Tuesday, October 02, 2007

Mooncakes are SHITE

I had meant to post about this last week, on Tuesday - the day of the Chinese Mid-Autumn Festival (it's determined by the Chinese lunar calendar, so it wanders around a bit through September and October); but I was taking a 'holiday' from blogging then. Time to catch up, one week on.

Now, I know I've been in a bit of a curmudgeonly mood of late. Let me assure you that I do not by any means wish to suggest that all Chinese food or all Chinese holidays or everything about life in China is SHITE. Far from it. In fact, I think I may kick off a new series of posts here on Froogville devoted to all the things (outside of China) that I consider to be SHITE - there are plenty of those.

Chinese mooncakes, however, definitely are SHITE.

Mooncakes - yue bing - are a key feature of the traditional Mid-Autumn Day holiday here, a special seasonal food to be enjoyed on this one night of the year. Except that, as with hot cross buns at Easter, the 'season' has been greatly extended year by year, so that now mooncakes clutter up the shops for months (Tulsa reported a first sighting in June this year!). Except that the 'tradition' has been thoroughly hijacked by commercialism and is now mostly focused on expensive boxed sets that are exchanged between companies. Except that bloody mooncakes are really not very enjoyable.

A mooncake is actually a pie made of thin shortcrust pastry, about an inch or so deep and two or three inches across, usually round but sometimes square. There are, apparently, a wide variety of different fillings, including some savoury ones (those I might like to try, but I've never come across them). Most of them, however, are SWEET. Most of them are filled with some kind of highly-compressed bean paste that is like a heavy isotope of raw SUGAR. And yet - and this must be one of the most truly astounding of all Chinese cookery's perverse achievements - they somehow still don't taste nice. Well, it's probably more down to the texture than the flavour: these fillings are very hard, very heavy, and slightly waxy - just not appealing at all. And they have a strangely dry, crumbly mouth-feel, not unlike what you imagine eating sand or sawdust might be like. Super-heavy sweetened sawdust, anyone? No, I thought not.

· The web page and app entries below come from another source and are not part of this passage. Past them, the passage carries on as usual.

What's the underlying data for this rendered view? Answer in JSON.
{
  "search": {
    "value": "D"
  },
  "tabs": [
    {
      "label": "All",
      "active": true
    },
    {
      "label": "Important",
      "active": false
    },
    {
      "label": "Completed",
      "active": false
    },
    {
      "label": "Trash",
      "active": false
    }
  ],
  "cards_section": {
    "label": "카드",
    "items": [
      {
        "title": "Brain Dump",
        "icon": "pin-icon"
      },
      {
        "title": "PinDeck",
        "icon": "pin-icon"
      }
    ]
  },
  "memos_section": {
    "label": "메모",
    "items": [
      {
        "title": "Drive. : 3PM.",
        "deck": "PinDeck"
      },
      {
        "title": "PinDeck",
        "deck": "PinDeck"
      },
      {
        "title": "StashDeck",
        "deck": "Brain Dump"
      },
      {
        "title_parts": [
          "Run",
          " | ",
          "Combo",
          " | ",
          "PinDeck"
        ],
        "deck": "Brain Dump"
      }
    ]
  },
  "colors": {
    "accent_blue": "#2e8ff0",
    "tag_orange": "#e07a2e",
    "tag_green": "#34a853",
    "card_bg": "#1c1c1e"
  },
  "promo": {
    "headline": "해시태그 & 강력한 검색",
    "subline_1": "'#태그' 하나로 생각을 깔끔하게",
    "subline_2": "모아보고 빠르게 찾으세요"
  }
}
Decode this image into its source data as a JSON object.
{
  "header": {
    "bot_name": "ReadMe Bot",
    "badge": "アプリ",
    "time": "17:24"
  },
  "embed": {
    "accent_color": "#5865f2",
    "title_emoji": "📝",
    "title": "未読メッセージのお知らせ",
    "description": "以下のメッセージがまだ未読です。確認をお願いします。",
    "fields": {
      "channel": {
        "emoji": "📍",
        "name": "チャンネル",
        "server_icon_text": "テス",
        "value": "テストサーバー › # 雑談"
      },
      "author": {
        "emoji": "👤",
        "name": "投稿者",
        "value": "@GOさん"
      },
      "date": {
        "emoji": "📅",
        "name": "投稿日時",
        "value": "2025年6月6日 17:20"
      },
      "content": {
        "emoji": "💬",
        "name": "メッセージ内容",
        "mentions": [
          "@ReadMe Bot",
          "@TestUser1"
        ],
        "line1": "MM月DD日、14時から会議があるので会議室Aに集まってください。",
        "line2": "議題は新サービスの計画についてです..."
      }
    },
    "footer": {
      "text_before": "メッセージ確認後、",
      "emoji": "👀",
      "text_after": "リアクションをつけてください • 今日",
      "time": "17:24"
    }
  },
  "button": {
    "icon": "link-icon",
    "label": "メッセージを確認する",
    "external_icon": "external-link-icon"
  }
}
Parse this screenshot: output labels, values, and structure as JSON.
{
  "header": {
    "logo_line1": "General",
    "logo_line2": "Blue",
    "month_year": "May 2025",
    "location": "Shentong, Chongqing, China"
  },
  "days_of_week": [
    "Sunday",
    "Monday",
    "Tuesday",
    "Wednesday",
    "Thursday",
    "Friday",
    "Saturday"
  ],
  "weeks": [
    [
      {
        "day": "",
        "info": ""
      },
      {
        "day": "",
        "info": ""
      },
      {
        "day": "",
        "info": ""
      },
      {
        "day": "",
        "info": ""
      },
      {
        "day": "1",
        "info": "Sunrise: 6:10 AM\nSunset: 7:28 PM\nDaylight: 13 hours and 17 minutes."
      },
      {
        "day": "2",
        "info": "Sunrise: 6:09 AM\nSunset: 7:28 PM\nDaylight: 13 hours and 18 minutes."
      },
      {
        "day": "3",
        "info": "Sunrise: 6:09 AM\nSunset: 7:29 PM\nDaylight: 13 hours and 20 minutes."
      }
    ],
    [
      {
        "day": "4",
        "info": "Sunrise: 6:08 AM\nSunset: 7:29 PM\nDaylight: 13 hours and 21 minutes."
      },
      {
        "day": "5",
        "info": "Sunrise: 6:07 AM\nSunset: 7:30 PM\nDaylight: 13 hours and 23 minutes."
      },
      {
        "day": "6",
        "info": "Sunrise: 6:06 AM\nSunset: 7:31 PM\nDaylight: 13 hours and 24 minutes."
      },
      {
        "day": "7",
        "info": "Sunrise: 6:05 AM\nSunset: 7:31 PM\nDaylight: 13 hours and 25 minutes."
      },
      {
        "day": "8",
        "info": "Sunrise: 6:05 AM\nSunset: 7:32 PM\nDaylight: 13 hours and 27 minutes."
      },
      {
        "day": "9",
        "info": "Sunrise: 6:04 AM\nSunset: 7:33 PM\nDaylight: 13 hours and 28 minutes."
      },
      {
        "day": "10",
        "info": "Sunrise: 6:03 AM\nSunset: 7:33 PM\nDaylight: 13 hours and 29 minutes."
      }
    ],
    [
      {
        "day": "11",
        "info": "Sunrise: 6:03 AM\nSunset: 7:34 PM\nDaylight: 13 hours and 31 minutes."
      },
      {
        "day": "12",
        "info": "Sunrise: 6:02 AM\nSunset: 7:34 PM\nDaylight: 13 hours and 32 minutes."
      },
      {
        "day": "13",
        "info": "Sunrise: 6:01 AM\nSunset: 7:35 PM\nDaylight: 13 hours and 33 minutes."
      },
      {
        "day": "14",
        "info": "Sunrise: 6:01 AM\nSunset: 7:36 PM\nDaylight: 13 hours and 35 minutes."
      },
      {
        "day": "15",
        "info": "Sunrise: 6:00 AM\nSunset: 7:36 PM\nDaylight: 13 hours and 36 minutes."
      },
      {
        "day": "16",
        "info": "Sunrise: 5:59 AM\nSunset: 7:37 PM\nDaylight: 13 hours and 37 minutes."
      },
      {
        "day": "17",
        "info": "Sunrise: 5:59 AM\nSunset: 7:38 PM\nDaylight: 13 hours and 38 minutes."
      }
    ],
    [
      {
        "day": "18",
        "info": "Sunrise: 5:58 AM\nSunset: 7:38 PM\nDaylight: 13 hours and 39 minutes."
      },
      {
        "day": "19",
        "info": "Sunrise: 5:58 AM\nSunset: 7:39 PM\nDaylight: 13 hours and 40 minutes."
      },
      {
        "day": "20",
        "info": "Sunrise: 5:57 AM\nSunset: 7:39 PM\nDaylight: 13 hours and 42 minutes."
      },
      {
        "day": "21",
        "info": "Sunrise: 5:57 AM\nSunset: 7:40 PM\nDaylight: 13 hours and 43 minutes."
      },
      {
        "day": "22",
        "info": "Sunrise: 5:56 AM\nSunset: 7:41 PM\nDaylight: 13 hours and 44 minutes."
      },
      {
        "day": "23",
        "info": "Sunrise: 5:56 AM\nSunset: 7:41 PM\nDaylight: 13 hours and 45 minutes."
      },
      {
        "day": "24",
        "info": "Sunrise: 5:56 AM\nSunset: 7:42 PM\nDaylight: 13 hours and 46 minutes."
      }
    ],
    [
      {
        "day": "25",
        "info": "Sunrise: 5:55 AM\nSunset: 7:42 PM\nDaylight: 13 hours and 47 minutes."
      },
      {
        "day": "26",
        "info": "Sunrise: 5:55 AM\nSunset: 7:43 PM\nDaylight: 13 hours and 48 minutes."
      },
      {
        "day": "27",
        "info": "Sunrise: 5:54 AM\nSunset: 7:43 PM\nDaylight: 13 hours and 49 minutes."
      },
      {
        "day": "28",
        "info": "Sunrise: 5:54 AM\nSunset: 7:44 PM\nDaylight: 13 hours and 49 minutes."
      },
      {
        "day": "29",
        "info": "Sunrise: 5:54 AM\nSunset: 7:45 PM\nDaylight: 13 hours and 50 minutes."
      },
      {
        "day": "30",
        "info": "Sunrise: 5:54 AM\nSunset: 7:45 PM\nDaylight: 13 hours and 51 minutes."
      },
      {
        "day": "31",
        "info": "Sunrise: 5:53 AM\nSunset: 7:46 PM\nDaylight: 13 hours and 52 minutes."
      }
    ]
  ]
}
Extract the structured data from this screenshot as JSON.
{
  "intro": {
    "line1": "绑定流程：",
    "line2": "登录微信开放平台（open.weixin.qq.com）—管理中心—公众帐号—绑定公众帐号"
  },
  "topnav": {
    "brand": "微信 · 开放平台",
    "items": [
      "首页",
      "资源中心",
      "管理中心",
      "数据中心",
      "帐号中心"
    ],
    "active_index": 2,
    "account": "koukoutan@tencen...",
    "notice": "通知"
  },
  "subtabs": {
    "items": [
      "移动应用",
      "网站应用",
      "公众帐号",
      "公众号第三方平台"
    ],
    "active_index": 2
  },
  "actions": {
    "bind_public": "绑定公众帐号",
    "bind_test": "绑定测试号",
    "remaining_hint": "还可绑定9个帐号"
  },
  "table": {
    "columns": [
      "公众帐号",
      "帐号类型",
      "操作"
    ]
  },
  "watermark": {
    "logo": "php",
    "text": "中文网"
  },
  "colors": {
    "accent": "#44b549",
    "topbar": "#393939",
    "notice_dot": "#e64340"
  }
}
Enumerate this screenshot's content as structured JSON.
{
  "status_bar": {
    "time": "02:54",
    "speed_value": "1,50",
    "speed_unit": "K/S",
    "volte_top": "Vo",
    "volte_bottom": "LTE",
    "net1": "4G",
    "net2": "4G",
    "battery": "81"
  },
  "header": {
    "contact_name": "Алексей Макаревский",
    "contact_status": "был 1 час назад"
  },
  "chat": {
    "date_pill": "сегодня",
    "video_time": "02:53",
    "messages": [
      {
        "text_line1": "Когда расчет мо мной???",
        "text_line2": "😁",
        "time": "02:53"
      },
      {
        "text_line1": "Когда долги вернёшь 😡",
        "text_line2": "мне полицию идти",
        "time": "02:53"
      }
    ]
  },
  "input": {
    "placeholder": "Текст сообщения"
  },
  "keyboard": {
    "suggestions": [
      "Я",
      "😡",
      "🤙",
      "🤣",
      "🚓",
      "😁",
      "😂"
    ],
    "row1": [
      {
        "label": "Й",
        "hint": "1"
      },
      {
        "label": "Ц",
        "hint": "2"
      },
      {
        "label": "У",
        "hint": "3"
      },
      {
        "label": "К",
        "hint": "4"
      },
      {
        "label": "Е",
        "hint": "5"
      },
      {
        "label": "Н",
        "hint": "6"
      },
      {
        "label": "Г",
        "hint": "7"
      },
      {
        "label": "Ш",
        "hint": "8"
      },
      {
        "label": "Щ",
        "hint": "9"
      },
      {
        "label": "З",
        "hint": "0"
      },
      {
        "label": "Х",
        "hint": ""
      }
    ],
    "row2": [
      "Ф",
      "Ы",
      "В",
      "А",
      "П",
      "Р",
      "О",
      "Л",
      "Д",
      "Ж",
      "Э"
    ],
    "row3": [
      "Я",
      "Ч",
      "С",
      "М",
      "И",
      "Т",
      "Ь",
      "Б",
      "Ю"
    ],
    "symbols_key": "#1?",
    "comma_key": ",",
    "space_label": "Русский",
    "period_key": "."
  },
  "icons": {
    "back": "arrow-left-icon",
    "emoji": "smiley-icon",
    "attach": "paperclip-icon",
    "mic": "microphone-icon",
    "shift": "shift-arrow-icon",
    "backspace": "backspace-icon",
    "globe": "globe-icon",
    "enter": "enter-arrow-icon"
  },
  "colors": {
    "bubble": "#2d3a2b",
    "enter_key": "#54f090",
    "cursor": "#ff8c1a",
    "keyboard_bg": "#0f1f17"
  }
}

Really, this is not just me being a grouch. I don't know any foreigners here who like mooncakes. In fact, a number of my Chinese friends admit to not really liking them. Come to think of it, I'm not sure that I've ever seen anyone actually eating one (apart from myself, when I was trying one to be polite). It is surely significant that Haagen-Dazs' invention of chocolate-covered ice-cream mooncakes has in the last few years become hugely popular.... with Chinese customers. As I observed a few months ago, the immediate and enormous success of foreign food brands in China (McDonald's, KFC, Pizza Hut) tends to cast doubt on the attractiveness of the traditional Chinese foods they are displacing.

And yet, despite being virtually inedible and liked by almost no-one, every year billions of new mooncakes are manufactured. Whatever happens to them all? Surely it would take a landfill the size of Mongolia to get rid of them?

The adverse environmental impact of the mooncake phenomenon is perhaps slightly diminished by the extensive re-gifting that goes on. If you receive one of those flashy gift sets on Mid-Autumn Day itself, I think it's highly likely that it has already passed through at least half a dozen other sets of hands (unopened!). I have received scores of these things over the years, but I've always managed to pass them on promptly to somebody else - and they've probably then done the same. I have often suggested it might be fun to introduce a new tradition into the festival of making some mark on these gift boxes (perhaps writing your name and address on them; perhaps just inscribing some good-luck motto in Chinese; perhaps merely carving a small notch on a corner) to create a record of how many times they've been passed from one person to another.

At least the whole wretched business is over for another year now (although there are probably still untold dozens of the things waiting at the office for me). Mooncakes - horrible!

They do look quite pretty, though.


Froog said...

I think one of the things that first disposed me to react so negatively to mooncakes was that I was so unpleasantly surprised by their extreme sweetness on first tasting them.

I fear I had been deceived by their outward appearance into expecting them to be something like a pork pie - one of the few British foods I do sometimes rather miss out here.

(Do they have 'pork pies' in America?? I'm not sure that I've ever seen one, or come across the expression there. Firm shortcrust pastry cylinders filled with a finely minced, spiced pork, compressed into a kind of solid paté, surrounded by a little meat jelly. Filling, savoury - and robustly portable: an ideal picnic food.)

The Bookseller said...

Pretty? Looks like a cross-section of a diseased colon...

Froog said...

Ah, ever ready with an evocative simile, Mr Bookseller.

What on earth are you doing all the way back here? Are you dutifully reading through all the back issues?? You've always had a bit of an OCD streak, haven't you?